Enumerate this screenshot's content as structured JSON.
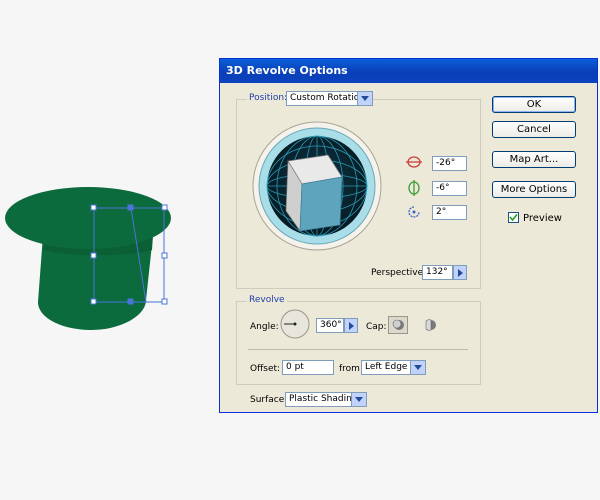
{
  "dialog": {
    "title": "3D Revolve Options",
    "position": {
      "label": "Position:",
      "selected": "Custom Rotation",
      "x_rotation": "-26°",
      "y_rotation": "-6°",
      "z_rotation": "2°",
      "perspective_label": "Perspective:",
      "perspective_value": "132°"
    },
    "revolve": {
      "title": "Revolve",
      "angle_label": "Angle:",
      "angle_value": "360°",
      "cap_label": "Cap:",
      "offset_label": "Offset:",
      "offset_value": "0 pt",
      "from_label": "from",
      "from_selected": "Left Edge"
    },
    "surface": {
      "label": "Surface:",
      "selected": "Plastic Shading"
    },
    "buttons": {
      "ok": "OK",
      "cancel": "Cancel",
      "map_art": "Map Art...",
      "more_options": "More Options"
    },
    "preview": {
      "label": "Preview",
      "checked": true
    }
  },
  "colors": {
    "hat": "#0b6b3c",
    "cube_front": "#5fa4bd",
    "selection": "#4a74d8"
  }
}
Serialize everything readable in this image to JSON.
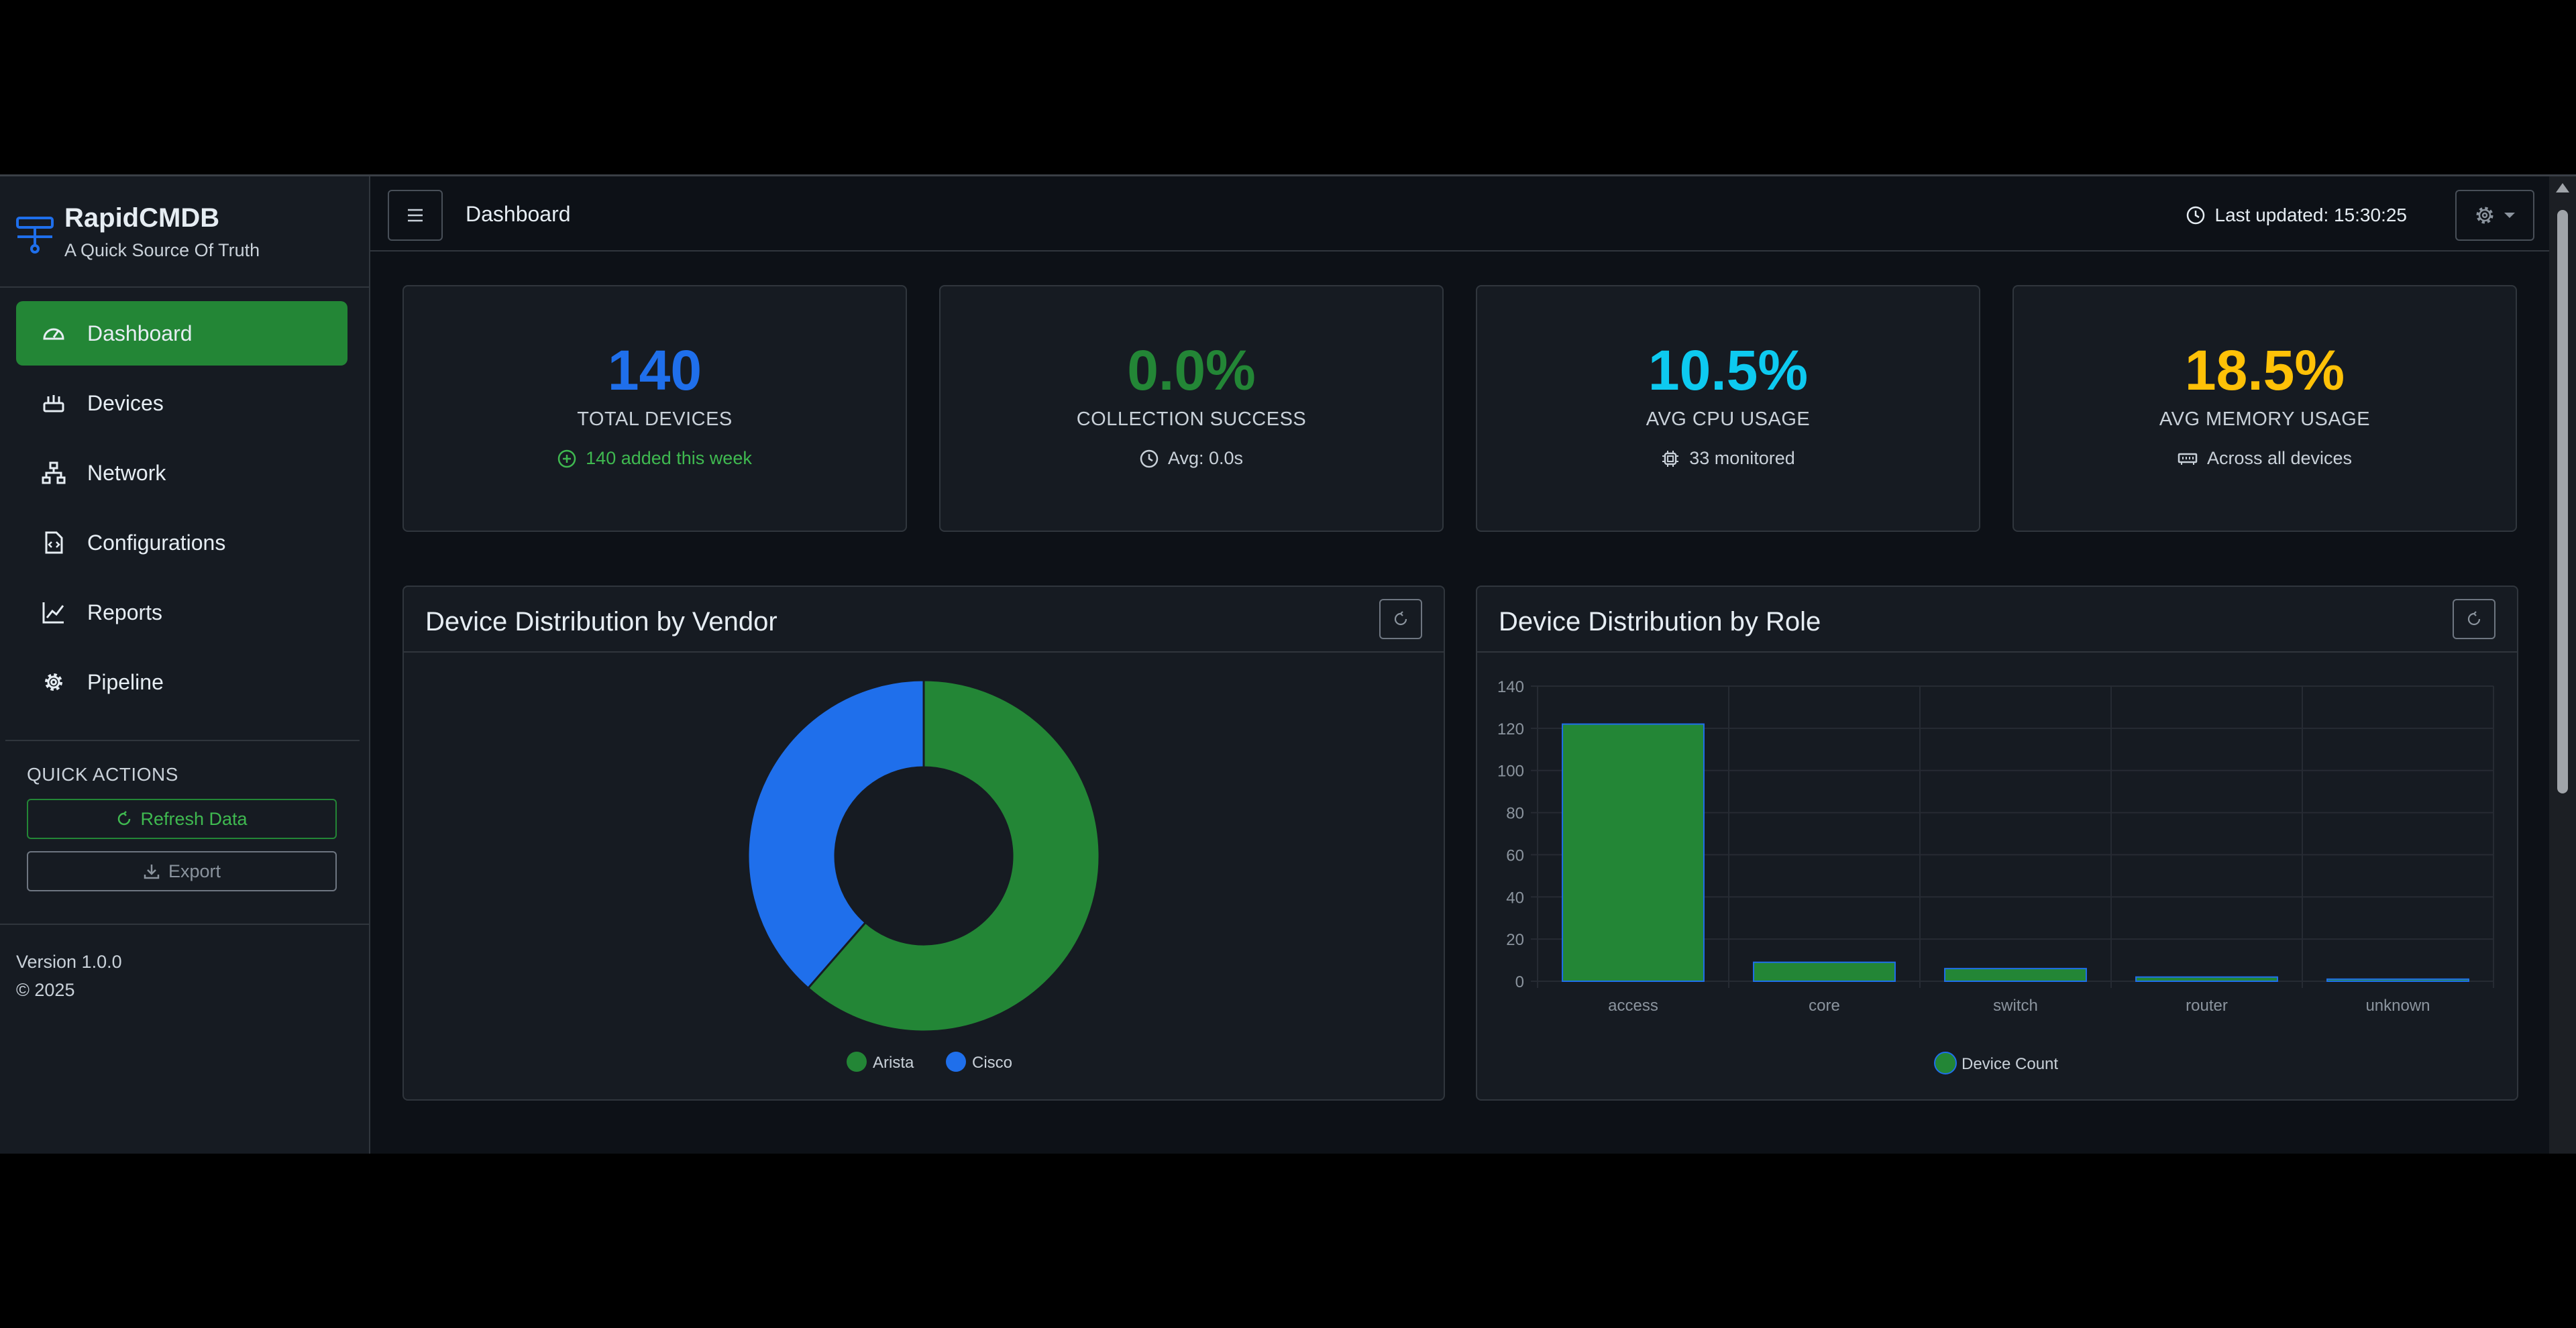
{
  "brand": {
    "title": "RapidCMDB",
    "subtitle": "A Quick Source Of Truth",
    "icon": "network-server-icon"
  },
  "sidebar": {
    "items": [
      {
        "label": "Dashboard",
        "icon": "speedometer-icon",
        "active": true
      },
      {
        "label": "Devices",
        "icon": "devices-icon",
        "active": false
      },
      {
        "label": "Network",
        "icon": "diagram-icon",
        "active": false
      },
      {
        "label": "Configurations",
        "icon": "file-code-icon",
        "active": false
      },
      {
        "label": "Reports",
        "icon": "line-chart-icon",
        "active": false
      },
      {
        "label": "Pipeline",
        "icon": "gear-icon",
        "active": false
      }
    ],
    "quick_actions": {
      "title": "QUICK ACTIONS",
      "refresh_label": "Refresh Data",
      "export_label": "Export"
    },
    "version": "Version 1.0.0",
    "copyright": "© 2025"
  },
  "header": {
    "title": "Dashboard",
    "last_updated": "Last updated: 15:30:25"
  },
  "stats": [
    {
      "value": "140",
      "label": "TOTAL DEVICES",
      "sub": "140 added this week",
      "color": "#1f6feb",
      "sub_color": "#3fb950",
      "icon": "plus-circle-icon"
    },
    {
      "value": "0.0%",
      "label": "COLLECTION SUCCESS",
      "sub": "Avg: 0.0s",
      "color": "#238636",
      "sub_color": "#c9d1d9",
      "icon": "clock-icon"
    },
    {
      "value": "10.5%",
      "label": "AVG CPU USAGE",
      "sub": "33 monitored",
      "color": "#0dcaf0",
      "sub_color": "#c9d1d9",
      "icon": "cpu-icon"
    },
    {
      "value": "18.5%",
      "label": "AVG MEMORY USAGE",
      "sub": "Across all devices",
      "color": "#ffc107",
      "sub_color": "#c9d1d9",
      "icon": "memory-icon"
    }
  ],
  "cards": {
    "vendor_title": "Device Distribution by Vendor",
    "role_title": "Device Distribution by Role"
  },
  "chart_data": [
    {
      "type": "pie",
      "title": "Device Distribution by Vendor",
      "categories": [
        "Arista",
        "Cisco"
      ],
      "values": [
        86,
        54
      ],
      "colors": [
        "#238636",
        "#1f6feb"
      ],
      "legend": "bottom"
    },
    {
      "type": "bar",
      "title": "Device Distribution by Role",
      "categories": [
        "access",
        "core",
        "switch",
        "router",
        "unknown"
      ],
      "series": [
        {
          "name": "Device Count",
          "values": [
            122,
            9,
            6,
            2,
            1
          ]
        }
      ],
      "ylim": [
        0,
        140
      ],
      "yticks": [
        0,
        20,
        40,
        60,
        80,
        100,
        120,
        140
      ],
      "colors": {
        "fill": "#238636",
        "stroke": "#1f6feb"
      },
      "grid": true,
      "legend": "bottom"
    }
  ]
}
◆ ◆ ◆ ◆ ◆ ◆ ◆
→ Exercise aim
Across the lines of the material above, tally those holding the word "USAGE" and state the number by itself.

→ Exercise output
2